1. Omit the almond flour entirely – This is not a very good option, but if you have nothing else it may get the job done. It will be crumbly and fall apart easily. It may even taste okay depending on what spices you use, how it is cooked, etc.
The “crumble” factor from all of the omitting will probably be an issue.
2. Use another nut or seed meal as a substitute – You can use coconut flour , sunflower seed meal, flaxseed meal, pumpkin seed meal … just to name a few options. Each may have its own taste, so this option will need more experimentation on your part. Your desire is for it to have the same “bready” consistency as if you were using almond flour.

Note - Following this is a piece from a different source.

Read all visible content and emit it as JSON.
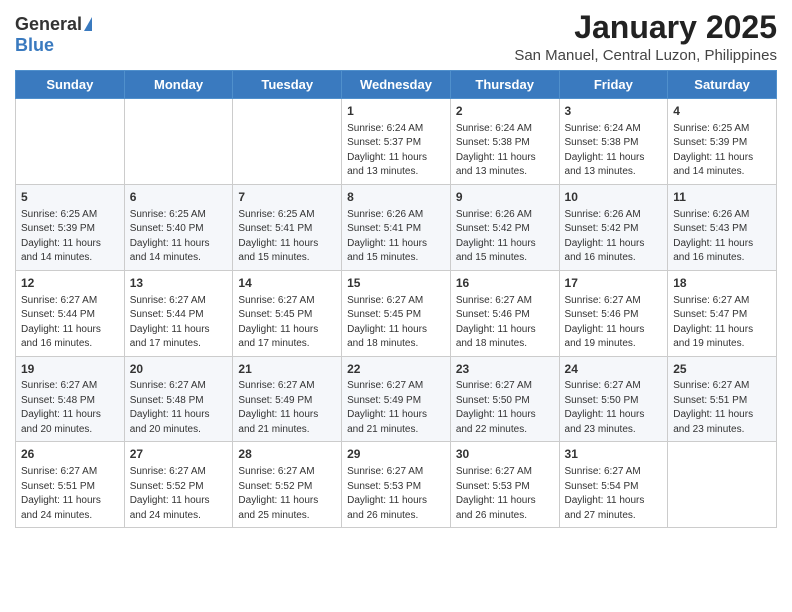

This option may be the best tasting, but may not work in all situations because of calorie content and/or taste preference.
3. Use an egg as a substitute – This is the best option for Paleo Meatloaf without almond flour. It works because it provides the moisture, binding, and structure that the almond flour does.
You can use either whole eggs or egg whites (if you keep your meatloaf lean) but whole eggs are better.
Paleo Meatloaf With Bacon
- 4 slices bacon (uncooked and cut into small pieces)
- 1/2 medium onion (diced); 2 large eggs
- 1 tsp garlic powder
- 1 tsp salt
- 1/4 tsp ground black pepper
- 3 cloves of garlic (grated or minced)
- 1 pound ground beef
- 3 ounces beef bacon (or pork bacon if you can’t find beef) (cooked and cut into small pieces);
- 1/2 cup almond meal
- 1 tsp dried parsley flakes
1. Preheat the oven to 350 degrees F and line a baking sheet with foil.
2. Cook the bacon over medium heat in a large skillet until it starts to brown but not be too crispy. Remove from heat and let cool for at least 5 minutes before cutting into small pieces and setting aside.
3. Add the onions and garlic to the pan with leftover bacon grease, sauteing until they start to become translucent, about 3-4 minutes.
4. In a large bowl combine your cooled bacon, cooked onion & garlic, raw ground beef, eggs, almond meal, garlic powder, salt & black pepper. Mix until everything is well combined (I like to use my hands).
If the mixture still seems a little wet add in some more almond meal (you can never have too much almond meal in meatloaf, right?).
5. With your hands, spread the meat evenly onto your lined baking sheet into whatever size and shape you want. You can make it any size but mine was about 1/2 inch thick and roughly 4 inches by 8 inches wide – cook time will vary depending on what shape you make it so keep an eye on it!
6. Once your loaf is shaped sprinkle evenly with grated or minced garlic then top with small pieces of cooked beef bacon (or pork if that’s what you have).
7. Bake for 30-40 minutes in the oven, checking at 30 minutes to see if it’s done in the middle (cooking times will vary depending on your loaf shape and thickness).
8. Let cool for 10 minutes before slicing and serving!